Spending more effectively
An enormous amount of money – $2.04 trillion from 2004-14, a third of which is ODA – flows into countries affected by conflict and fragility, but it’s unevenly distributed, according to the report. “A lot is being spent on firefighting, and there’s quite a lot of work on building basic services and infrastructure,” said Scott. “But building social capital, social cohesion - those harder to do, intangible, long term aspects - are often forgotten. And they’re important for building, maintaining and stabilizing peace. Even sectoral programming, like for water – can be used to build social cohesion, build political voice.”
The long term social aspect should be prioritized by development and humanitarian programmes, according to Scott. “Different fragile contexts are fragile for different reasons, and we need to invest in analysis up front - why a particular context is fragile, and what are the different dimensions of fragility,” said Scott.
The next question is how this information can inform development programming.

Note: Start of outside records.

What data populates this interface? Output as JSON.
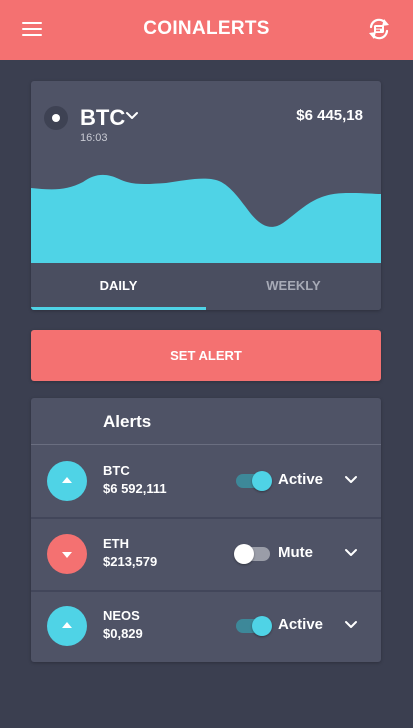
{
  "header": {
    "title": "COINALERTS",
    "menu_icon": "hamburger-menu-icon",
    "sync_icon": "refresh-sync-icon",
    "color": "#f47171"
  },
  "coin_card": {
    "name": "BTC",
    "time": "16:03",
    "price": "$6 445,18",
    "chart_color": "#4fd3e6",
    "tabs": [
      {
        "label": "DAILY",
        "active": true
      },
      {
        "label": "WEEKLY",
        "active": false
      }
    ]
  },
  "actions": {
    "set_alert_label": "SET ALERT"
  },
  "alerts": {
    "title": "Alerts",
    "items": [
      {
        "coin": "BTC",
        "value": "$6 592,111",
        "direction": "up",
        "status": "Active",
        "enabled": true
      },
      {
        "coin": "ETH",
        "value": "$213,579",
        "direction": "down",
        "status": "Mute",
        "enabled": false
      },
      {
        "coin": "NEOS",
        "value": "$0,829",
        "direction": "up",
        "status": "Active",
        "enabled": true
      }
    ]
  },
  "colors": {
    "accent_red": "#f47171",
    "accent_cyan": "#4fd3e6",
    "background": "#3b3f50",
    "card": "#4f5366"
  }
}
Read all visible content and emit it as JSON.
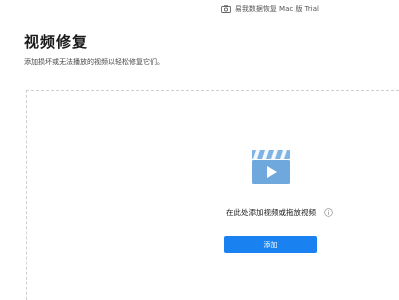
{
  "app": {
    "trial_label": "易我数据恢复 Mac 版 Trial"
  },
  "header": {
    "title": "视频修复",
    "description": "添加损坏或无法播放的视频以轻松修复它们。"
  },
  "drop_zone": {
    "hint": "在此处添加视频或拖放视频",
    "add_button_label": "添加"
  },
  "colors": {
    "accent": "#1a82f0",
    "icon_blue": "#6fa8dc"
  },
  "icons": [
    "camera-icon",
    "video-file-icon",
    "info-icon"
  ]
}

The report puts forward a number of recommendations, emphasizing that changes are needed both within donors’ borders and in their development cooperation.
What OECD countries can do at home:
and in development cooperation:
The key to bringing the report’s recommendations into programming may be an obvious point, but still worth stating, according to Batmanglich: working with the communities themselves. “We can come with an outsider perspective – our and their understanding of the challenges may differ,” said Batmanglich.
“If we have a capital-based conversation, we tend to focus on terrorism and extremism. But in the field it’s not always regarded as the main issue, rather a symptom,” said Batmanglich. “For example in our recent Resilience Systems Analysis in the Sahel, when we did our background research on drivers, we pegged violent extremism and radicalization very high; yet on the ground it’s seen as a concern, but the real issue of youth not feeling that development delivers for them is seen as a more insidious threat.”
“And often we were surprised by the positive role played by groups tagged as ‘vulnerable’, when they’re engaged and empowered. And the role of religion – international actors can miss the stabilizing influence of modern Islam, its values, as a stalwart against radicalization.”
“To be honest, we’re not seeing great examples of the pieces fitting together in any one development programme,” said Batmanglich. “There are elements, but it’s rare to see them in one. There’s no perfect programme.”
That’s something the 2017 edition will pick up. “This year and next year we will be looking at the way different types of programming in different contexts can address different forms of violence, and how we can share that knowledge a lot more with the different member states,” said Scott.